▶ ABOUT THIS EXERCISE: Write the data out again exactly, with every picture removed.

▶ GIVEN DATA:
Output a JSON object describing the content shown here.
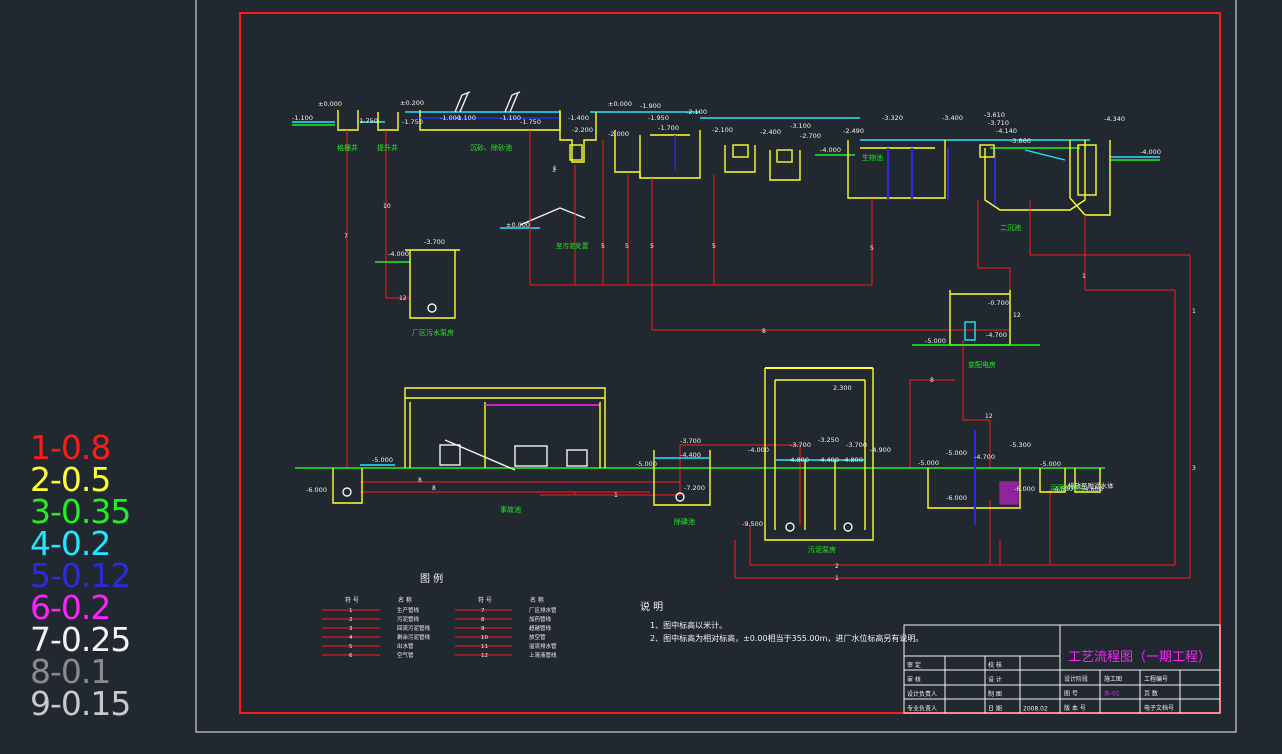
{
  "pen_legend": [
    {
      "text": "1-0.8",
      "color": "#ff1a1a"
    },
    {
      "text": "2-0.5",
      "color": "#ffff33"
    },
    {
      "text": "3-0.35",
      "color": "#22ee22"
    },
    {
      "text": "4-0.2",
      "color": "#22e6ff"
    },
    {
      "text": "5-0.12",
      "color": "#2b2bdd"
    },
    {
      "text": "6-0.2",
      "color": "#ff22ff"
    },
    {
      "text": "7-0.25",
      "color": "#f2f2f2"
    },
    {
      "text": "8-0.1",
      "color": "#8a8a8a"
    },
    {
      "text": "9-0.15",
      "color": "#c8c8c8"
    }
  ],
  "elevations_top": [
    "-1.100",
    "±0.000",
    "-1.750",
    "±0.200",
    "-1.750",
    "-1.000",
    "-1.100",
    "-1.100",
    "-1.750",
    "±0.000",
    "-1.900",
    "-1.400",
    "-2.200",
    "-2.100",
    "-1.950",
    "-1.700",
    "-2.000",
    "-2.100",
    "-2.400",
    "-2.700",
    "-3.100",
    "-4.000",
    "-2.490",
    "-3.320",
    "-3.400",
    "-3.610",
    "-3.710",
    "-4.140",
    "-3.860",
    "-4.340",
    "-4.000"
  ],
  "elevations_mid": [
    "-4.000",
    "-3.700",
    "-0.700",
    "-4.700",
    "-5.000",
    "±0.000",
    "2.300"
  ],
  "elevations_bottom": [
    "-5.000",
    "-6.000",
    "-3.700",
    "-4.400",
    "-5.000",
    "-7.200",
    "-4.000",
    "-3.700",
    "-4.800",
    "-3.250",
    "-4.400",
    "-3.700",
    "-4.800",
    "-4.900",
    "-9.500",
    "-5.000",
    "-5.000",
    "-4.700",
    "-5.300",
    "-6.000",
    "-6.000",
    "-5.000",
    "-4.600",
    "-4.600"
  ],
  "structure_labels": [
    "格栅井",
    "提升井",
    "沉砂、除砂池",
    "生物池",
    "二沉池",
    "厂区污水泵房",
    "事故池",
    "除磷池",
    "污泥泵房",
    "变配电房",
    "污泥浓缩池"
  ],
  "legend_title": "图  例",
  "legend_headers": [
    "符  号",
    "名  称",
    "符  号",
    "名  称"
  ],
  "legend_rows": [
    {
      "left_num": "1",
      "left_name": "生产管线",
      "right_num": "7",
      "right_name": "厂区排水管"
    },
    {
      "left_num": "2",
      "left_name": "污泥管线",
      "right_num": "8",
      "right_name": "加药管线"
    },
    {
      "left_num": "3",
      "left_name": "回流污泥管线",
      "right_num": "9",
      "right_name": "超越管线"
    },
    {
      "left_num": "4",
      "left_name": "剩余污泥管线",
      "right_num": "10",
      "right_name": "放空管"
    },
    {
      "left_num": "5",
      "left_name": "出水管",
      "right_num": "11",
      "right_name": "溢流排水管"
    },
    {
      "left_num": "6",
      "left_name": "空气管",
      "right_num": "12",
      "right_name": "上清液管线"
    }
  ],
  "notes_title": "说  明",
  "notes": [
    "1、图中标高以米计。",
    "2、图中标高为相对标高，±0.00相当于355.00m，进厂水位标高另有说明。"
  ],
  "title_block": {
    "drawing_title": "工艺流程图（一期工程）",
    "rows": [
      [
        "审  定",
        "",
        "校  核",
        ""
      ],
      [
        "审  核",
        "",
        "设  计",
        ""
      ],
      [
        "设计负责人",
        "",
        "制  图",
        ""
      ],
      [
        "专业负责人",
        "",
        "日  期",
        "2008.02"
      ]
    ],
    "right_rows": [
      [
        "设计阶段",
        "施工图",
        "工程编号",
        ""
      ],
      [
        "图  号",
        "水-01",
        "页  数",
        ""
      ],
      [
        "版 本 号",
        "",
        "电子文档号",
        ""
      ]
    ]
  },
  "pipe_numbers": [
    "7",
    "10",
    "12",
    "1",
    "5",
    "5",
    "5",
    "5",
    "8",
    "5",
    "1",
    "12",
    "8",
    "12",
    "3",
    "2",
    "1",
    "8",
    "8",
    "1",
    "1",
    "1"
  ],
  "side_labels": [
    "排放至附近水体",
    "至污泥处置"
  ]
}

▶ TASK OUTPUT:
Output a JSON object describing the content shown here.
{
  "pen_legend": [
    {
      "text": "1-0.8",
      "color": "#ff1a1a"
    },
    {
      "text": "2-0.5",
      "color": "#ffff33"
    },
    {
      "text": "3-0.35",
      "color": "#22ee22"
    },
    {
      "text": "4-0.2",
      "color": "#22e6ff"
    },
    {
      "text": "5-0.12",
      "color": "#2b2bdd"
    },
    {
      "text": "6-0.2",
      "color": "#ff22ff"
    },
    {
      "text": "7-0.25",
      "color": "#f2f2f2"
    },
    {
      "text": "8-0.1",
      "color": "#8a8a8a"
    },
    {
      "text": "9-0.15",
      "color": "#c8c8c8"
    }
  ],
  "elevations_top": [
    "-1.100",
    "±0.000",
    "-1.750",
    "±0.200",
    "-1.750",
    "-1.000",
    "-1.100",
    "-1.100",
    "-1.750",
    "±0.000",
    "-1.900",
    "-1.400",
    "-2.200",
    "-2.100",
    "-1.950",
    "-1.700",
    "-2.000",
    "-2.100",
    "-2.400",
    "-2.700",
    "-3.100",
    "-4.000",
    "-2.490",
    "-3.320",
    "-3.400",
    "-3.610",
    "-3.710",
    "-4.140",
    "-3.860",
    "-4.340",
    "-4.000"
  ],
  "elevations_mid": [
    "-4.000",
    "-3.700",
    "-0.700",
    "-4.700",
    "-5.000",
    "±0.000",
    "2.300"
  ],
  "elevations_bottom": [
    "-5.000",
    "-6.000",
    "-3.700",
    "-4.400",
    "-5.000",
    "-7.200",
    "-4.000",
    "-3.700",
    "-4.800",
    "-3.250",
    "-4.400",
    "-3.700",
    "-4.800",
    "-4.900",
    "-9.500",
    "-5.000",
    "-5.000",
    "-4.700",
    "-5.300",
    "-6.000",
    "-6.000",
    "-5.000",
    "-4.600",
    "-4.600"
  ],
  "structure_labels": [
    "格栅井",
    "提升井",
    "沉砂、除砂池",
    "生物池",
    "二沉池",
    "厂区污水泵房",
    "事故池",
    "除磷池",
    "污泥泵房",
    "变配电房",
    "污泥浓缩池"
  ],
  "legend_title": "图  例",
  "legend_headers": [
    "符  号",
    "名  称",
    "符  号",
    "名  称"
  ],
  "legend_rows": [
    {
      "left_num": "1",
      "left_name": "生产管线",
      "right_num": "7",
      "right_name": "厂区排水管"
    },
    {
      "left_num": "2",
      "left_name": "污泥管线",
      "right_num": "8",
      "right_name": "加药管线"
    },
    {
      "left_num": "3",
      "left_name": "回流污泥管线",
      "right_num": "9",
      "right_name": "超越管线"
    },
    {
      "left_num": "4",
      "left_name": "剩余污泥管线",
      "right_num": "10",
      "right_name": "放空管"
    },
    {
      "left_num": "5",
      "left_name": "出水管",
      "right_num": "11",
      "right_name": "溢流排水管"
    },
    {
      "left_num": "6",
      "left_name": "空气管",
      "right_num": "12",
      "right_name": "上清液管线"
    }
  ],
  "notes_title": "说  明",
  "notes": [
    "1、图中标高以米计。",
    "2、图中标高为相对标高，±0.00相当于355.00m，进厂水位标高另有说明。"
  ],
  "title_block": {
    "drawing_title": "工艺流程图（一期工程）",
    "rows": [
      [
        "审  定",
        "",
        "校  核",
        ""
      ],
      [
        "审  核",
        "",
        "设  计",
        ""
      ],
      [
        "设计负责人",
        "",
        "制  图",
        ""
      ],
      [
        "专业负责人",
        "",
        "日  期",
        "2008.02"
      ]
    ],
    "right_rows": [
      [
        "设计阶段",
        "施工图",
        "工程编号",
        ""
      ],
      [
        "图  号",
        "水-01",
        "页  数",
        ""
      ],
      [
        "版 本 号",
        "",
        "电子文档号",
        ""
      ]
    ]
  },
  "pipe_numbers": [
    "7",
    "10",
    "12",
    "1",
    "5",
    "5",
    "5",
    "5",
    "8",
    "5",
    "1",
    "12",
    "8",
    "12",
    "3",
    "2",
    "1",
    "8",
    "8",
    "1",
    "1",
    "1"
  ],
  "side_labels": [
    "排放至附近水体",
    "至污泥处置"
  ]
}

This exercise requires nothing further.